Exercise requirements:
Check every line below for the word "root" and copy each one that has it.

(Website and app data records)
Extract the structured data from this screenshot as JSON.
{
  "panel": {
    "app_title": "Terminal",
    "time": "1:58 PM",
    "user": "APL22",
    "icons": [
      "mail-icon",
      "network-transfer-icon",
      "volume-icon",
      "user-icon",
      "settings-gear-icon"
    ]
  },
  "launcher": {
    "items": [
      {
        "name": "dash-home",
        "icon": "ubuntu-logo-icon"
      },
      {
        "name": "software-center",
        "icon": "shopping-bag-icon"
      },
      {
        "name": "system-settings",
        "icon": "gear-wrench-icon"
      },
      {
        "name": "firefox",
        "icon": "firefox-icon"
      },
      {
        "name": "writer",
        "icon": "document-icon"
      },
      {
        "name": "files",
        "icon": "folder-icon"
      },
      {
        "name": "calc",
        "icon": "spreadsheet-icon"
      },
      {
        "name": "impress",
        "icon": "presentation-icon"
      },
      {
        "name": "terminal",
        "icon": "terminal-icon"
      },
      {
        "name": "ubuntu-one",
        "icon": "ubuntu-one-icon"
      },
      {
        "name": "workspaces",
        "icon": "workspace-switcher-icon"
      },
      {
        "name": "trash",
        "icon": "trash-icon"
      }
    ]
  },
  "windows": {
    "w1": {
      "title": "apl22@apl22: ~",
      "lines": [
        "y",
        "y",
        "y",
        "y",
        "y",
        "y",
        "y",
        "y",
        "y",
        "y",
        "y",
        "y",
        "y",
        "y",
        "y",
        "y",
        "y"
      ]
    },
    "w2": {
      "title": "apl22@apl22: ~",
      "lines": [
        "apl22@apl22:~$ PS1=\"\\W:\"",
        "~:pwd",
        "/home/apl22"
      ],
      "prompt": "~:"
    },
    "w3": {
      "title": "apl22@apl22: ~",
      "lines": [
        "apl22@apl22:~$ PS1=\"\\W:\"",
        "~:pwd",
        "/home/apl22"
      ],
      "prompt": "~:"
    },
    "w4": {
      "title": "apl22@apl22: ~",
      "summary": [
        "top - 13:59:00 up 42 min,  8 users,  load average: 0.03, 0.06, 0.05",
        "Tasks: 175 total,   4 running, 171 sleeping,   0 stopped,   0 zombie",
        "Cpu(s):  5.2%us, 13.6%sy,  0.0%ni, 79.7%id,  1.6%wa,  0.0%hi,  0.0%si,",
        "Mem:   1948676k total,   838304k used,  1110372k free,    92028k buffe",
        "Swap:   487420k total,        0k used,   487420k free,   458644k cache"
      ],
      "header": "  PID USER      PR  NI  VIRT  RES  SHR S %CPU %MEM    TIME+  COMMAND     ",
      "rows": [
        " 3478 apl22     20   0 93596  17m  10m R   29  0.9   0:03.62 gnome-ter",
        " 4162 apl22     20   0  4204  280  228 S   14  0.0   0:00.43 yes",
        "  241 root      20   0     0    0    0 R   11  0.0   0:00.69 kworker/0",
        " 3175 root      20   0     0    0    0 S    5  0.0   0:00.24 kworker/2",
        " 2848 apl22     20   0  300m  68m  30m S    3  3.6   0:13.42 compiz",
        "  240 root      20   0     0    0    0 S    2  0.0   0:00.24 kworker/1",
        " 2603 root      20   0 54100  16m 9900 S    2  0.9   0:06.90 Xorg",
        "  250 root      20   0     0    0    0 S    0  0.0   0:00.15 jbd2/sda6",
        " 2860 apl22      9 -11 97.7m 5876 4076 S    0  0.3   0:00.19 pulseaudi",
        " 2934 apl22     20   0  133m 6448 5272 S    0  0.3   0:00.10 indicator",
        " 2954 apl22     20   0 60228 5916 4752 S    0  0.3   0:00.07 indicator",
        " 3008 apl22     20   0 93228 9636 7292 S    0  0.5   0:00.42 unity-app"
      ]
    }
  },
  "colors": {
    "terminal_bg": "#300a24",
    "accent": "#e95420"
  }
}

Result:
        "  241 root      20   0     0    0    0 R   11  0.0   0:00.69 kworker/0",
        " 3175 root      20   0     0    0    0 S    5  0.0   0:00.24 kworker/2",
        "  240 root      20   0     0    0    0 S    2  0.0   0:00.24 kworker/1",
        " 2603 root      20   0 54100  16m 9900 S    2  0.9   0:06.90 Xorg",
        "  250 root      20   0     0    0    0 S    0  0.0   0:00.15 jbd2/sda6",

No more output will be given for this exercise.